Speaker: Tania Ionin
Title: Long-distance indefinites: an experimental perspective
Time: Thursday, November 4, 12:30-1:45pm
Location: 32-D461

It is well-known that English indefinites are able to escape scope islands such as relative clauses (as in (1)), obtaining widest scope readings (WSR, (2a)), and intermediate scope readings (ISR, (2b)), in addition to narrow-scope readings (NSR, (2c)) (Farkas 1981, Fodor & Sag 1982, and much subsequent literature). Theories of long-distance scope of indefinites include the choice-function approach (Reinhart 1997, Winter 1997, Kratzer 1998, among others), the implicit domain restriction approach (Schwarzschild 2002, among others), and the topicality approach (Endriss 2009, among others).

(1) Every student read every book that a professor assigned.
(2) a. WSR: a professor>every student>every book: There is a specific professor such that every student read every book that this professor assigned.
b. ISR: every student>a professor>every book: For every student, there is a (potentially different) professor such that the student read every book that this professor assigned.
c. NSR: every student>every book>a professor: Every student read every book that was assigned by any professor.

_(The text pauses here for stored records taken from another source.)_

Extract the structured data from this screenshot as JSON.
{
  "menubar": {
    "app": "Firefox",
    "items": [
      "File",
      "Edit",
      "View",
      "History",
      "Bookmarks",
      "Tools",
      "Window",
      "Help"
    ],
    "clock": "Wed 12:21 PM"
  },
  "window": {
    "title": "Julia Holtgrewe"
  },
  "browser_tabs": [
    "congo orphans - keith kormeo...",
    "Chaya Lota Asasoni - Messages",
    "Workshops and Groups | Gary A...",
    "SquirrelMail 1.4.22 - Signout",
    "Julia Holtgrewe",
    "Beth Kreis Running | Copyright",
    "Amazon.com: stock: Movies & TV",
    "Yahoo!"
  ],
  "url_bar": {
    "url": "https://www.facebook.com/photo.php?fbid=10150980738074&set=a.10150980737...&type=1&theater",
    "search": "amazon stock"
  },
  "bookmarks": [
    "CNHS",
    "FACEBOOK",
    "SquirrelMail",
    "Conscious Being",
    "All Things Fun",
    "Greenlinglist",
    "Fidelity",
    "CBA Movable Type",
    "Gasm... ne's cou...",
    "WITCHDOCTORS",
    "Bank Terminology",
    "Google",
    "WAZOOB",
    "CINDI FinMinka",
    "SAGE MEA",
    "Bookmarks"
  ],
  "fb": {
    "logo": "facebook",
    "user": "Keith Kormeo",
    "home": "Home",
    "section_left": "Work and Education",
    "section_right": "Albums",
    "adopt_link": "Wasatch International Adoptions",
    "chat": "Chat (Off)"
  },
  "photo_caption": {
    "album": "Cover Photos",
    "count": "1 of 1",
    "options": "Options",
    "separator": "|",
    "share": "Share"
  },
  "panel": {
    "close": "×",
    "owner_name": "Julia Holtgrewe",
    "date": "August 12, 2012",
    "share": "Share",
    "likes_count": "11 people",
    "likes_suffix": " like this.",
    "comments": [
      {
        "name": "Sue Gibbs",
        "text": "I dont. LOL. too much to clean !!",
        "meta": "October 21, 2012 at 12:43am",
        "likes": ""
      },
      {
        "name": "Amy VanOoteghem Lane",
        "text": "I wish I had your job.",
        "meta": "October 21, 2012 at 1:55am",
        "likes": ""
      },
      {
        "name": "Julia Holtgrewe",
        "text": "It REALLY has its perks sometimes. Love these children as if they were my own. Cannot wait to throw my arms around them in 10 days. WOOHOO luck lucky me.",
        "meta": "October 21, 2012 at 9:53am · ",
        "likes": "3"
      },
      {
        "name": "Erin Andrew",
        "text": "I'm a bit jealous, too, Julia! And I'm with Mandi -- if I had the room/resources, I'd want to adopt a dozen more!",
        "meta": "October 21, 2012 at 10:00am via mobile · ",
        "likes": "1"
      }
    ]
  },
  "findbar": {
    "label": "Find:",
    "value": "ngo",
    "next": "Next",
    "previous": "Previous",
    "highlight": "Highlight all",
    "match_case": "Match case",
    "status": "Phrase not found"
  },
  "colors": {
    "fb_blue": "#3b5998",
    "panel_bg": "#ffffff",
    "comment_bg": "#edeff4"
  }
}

While many theoretical points rely on rather subtle judgments, there has been very little experimental investigation into native English speakers judgments’ of indefinite long-distance scope. The present work aims to fill this gap, by experimentally testing the availability of long-distance scope readings, using truth-value judgment tasks with adult, linguistically naive native English speakers. The goals of this research program are (i) to collect empirical data on which factors facilitate long-distance scope readings; and (ii) to test the predictions of specific semantic theories of indefinite scope. This talk will report on four studies testing indefinites in relative clause island configurations such as (1). Study 1 compares the availability of long-distance scope for ‘a’ indefinites vs. ‘a certain’ indefinites. Study 2 examines whether modification inside ‘a’ indefinites facilitates long-distance scope. Study 3 examines the avability of functional vs. non-functional ISRs for both ‘a’ and ‘a certain’ indefinites. Study 4 compares bare and modified numeral indefinites, as well as considering collective and distributive long-distance readings. Taken together, the findings across the four studies pose problems for the choice function approaches while offering tentative support for the topicality approach. More work remains to be done, and planned future studies will be discussed.